Saved entries

════════════════════

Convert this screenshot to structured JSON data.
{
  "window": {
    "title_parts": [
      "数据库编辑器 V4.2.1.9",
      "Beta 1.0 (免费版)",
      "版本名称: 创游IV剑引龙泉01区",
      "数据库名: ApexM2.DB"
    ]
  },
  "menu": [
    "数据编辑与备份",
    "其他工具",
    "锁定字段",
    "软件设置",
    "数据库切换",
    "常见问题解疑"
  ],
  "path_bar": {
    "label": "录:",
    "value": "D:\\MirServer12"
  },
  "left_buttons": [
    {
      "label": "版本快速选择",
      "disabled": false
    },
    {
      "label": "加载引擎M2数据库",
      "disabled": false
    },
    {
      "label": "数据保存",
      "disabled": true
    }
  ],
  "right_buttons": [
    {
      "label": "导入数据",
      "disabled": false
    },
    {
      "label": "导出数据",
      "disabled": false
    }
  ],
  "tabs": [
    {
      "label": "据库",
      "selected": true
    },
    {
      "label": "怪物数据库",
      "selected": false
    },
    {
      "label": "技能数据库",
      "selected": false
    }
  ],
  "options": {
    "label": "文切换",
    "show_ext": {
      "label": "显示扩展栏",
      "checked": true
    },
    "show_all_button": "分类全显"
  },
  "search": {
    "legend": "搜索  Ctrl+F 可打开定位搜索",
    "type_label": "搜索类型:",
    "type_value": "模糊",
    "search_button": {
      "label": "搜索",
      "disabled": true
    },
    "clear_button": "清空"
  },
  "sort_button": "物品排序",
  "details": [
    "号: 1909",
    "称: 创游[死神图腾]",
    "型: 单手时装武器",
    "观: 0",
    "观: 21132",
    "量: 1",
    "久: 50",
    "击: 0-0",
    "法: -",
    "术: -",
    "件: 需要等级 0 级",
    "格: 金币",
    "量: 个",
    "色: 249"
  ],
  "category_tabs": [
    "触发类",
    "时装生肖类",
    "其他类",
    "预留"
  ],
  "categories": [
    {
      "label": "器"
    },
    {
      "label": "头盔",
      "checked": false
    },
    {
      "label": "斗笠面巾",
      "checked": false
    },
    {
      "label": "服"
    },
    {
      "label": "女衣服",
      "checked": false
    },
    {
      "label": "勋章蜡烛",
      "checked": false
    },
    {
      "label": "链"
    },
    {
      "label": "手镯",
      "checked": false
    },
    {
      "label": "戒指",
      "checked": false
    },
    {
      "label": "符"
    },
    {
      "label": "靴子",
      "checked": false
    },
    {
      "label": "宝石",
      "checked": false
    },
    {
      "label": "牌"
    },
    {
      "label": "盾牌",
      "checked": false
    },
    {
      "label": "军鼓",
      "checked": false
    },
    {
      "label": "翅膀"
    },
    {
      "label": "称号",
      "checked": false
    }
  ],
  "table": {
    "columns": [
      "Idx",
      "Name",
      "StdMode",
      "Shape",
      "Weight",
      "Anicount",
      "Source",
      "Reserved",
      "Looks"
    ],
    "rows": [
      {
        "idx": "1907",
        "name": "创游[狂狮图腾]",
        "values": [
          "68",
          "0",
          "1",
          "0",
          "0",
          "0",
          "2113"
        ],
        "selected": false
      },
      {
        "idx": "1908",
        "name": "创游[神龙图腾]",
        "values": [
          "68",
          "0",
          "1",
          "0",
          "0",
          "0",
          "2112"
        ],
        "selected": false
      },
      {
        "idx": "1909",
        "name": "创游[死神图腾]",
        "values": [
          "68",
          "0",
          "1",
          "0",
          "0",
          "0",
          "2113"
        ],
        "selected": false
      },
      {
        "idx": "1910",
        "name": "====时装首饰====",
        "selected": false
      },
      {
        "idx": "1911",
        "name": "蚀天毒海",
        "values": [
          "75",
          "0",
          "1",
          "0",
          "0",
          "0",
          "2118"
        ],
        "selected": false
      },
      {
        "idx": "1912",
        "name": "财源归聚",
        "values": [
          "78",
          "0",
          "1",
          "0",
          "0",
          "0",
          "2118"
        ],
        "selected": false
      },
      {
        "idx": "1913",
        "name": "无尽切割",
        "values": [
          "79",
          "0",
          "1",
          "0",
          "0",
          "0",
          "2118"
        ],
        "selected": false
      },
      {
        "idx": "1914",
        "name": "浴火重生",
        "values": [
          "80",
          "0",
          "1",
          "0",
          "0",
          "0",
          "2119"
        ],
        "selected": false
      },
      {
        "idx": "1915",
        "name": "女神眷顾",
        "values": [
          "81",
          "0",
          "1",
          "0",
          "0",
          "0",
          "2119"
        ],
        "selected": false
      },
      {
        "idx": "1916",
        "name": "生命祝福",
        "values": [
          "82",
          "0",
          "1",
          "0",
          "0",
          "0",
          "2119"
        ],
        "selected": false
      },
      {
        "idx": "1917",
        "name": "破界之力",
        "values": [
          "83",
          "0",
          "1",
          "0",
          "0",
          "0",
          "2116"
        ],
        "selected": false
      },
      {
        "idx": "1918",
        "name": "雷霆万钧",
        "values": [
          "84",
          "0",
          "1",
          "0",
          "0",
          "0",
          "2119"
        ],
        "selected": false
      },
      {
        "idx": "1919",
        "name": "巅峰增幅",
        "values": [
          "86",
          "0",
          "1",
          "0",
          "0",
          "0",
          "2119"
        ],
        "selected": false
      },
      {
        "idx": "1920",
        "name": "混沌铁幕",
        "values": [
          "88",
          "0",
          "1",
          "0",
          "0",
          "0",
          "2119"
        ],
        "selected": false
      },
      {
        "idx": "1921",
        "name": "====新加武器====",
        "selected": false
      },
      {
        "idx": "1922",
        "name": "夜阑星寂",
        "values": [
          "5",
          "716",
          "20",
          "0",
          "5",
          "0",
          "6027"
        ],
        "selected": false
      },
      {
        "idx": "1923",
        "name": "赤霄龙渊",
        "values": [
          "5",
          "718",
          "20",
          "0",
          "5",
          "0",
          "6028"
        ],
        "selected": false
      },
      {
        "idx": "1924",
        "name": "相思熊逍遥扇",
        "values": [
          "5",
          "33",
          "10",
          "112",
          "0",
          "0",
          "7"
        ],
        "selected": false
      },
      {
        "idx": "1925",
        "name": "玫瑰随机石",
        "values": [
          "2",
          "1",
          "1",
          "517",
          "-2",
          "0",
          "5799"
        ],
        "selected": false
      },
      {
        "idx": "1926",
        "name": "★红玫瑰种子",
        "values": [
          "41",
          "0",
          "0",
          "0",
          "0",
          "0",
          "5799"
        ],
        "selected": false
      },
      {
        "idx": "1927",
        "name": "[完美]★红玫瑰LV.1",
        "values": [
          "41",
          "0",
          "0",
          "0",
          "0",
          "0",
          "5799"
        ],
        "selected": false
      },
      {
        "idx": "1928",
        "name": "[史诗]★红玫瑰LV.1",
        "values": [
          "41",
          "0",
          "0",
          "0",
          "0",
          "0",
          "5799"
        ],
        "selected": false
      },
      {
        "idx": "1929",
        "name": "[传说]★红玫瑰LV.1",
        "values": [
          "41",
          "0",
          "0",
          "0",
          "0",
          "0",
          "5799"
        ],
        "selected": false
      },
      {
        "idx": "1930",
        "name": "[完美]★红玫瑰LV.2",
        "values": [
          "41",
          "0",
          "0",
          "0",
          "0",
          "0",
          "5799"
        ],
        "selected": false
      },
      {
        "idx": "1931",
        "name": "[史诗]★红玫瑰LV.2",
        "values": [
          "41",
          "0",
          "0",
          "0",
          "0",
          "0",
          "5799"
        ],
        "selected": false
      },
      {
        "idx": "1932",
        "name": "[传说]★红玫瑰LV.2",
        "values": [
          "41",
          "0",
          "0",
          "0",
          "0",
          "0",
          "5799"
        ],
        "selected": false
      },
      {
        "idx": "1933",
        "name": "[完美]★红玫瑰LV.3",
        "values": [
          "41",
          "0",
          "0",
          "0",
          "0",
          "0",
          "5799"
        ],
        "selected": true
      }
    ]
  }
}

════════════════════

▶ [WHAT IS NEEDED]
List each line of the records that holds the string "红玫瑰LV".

▶ [OUTPUT]
        "name": "[完美]★红玫瑰LV.1",
        "name": "[史诗]★红玫瑰LV.1",
        "name": "[传说]★红玫瑰LV.1",
        "name": "[完美]★红玫瑰LV.2",
        "name": "[史诗]★红玫瑰LV.2",
        "name": "[传说]★红玫瑰LV.2",
        "name": "[完美]★红玫瑰LV.3",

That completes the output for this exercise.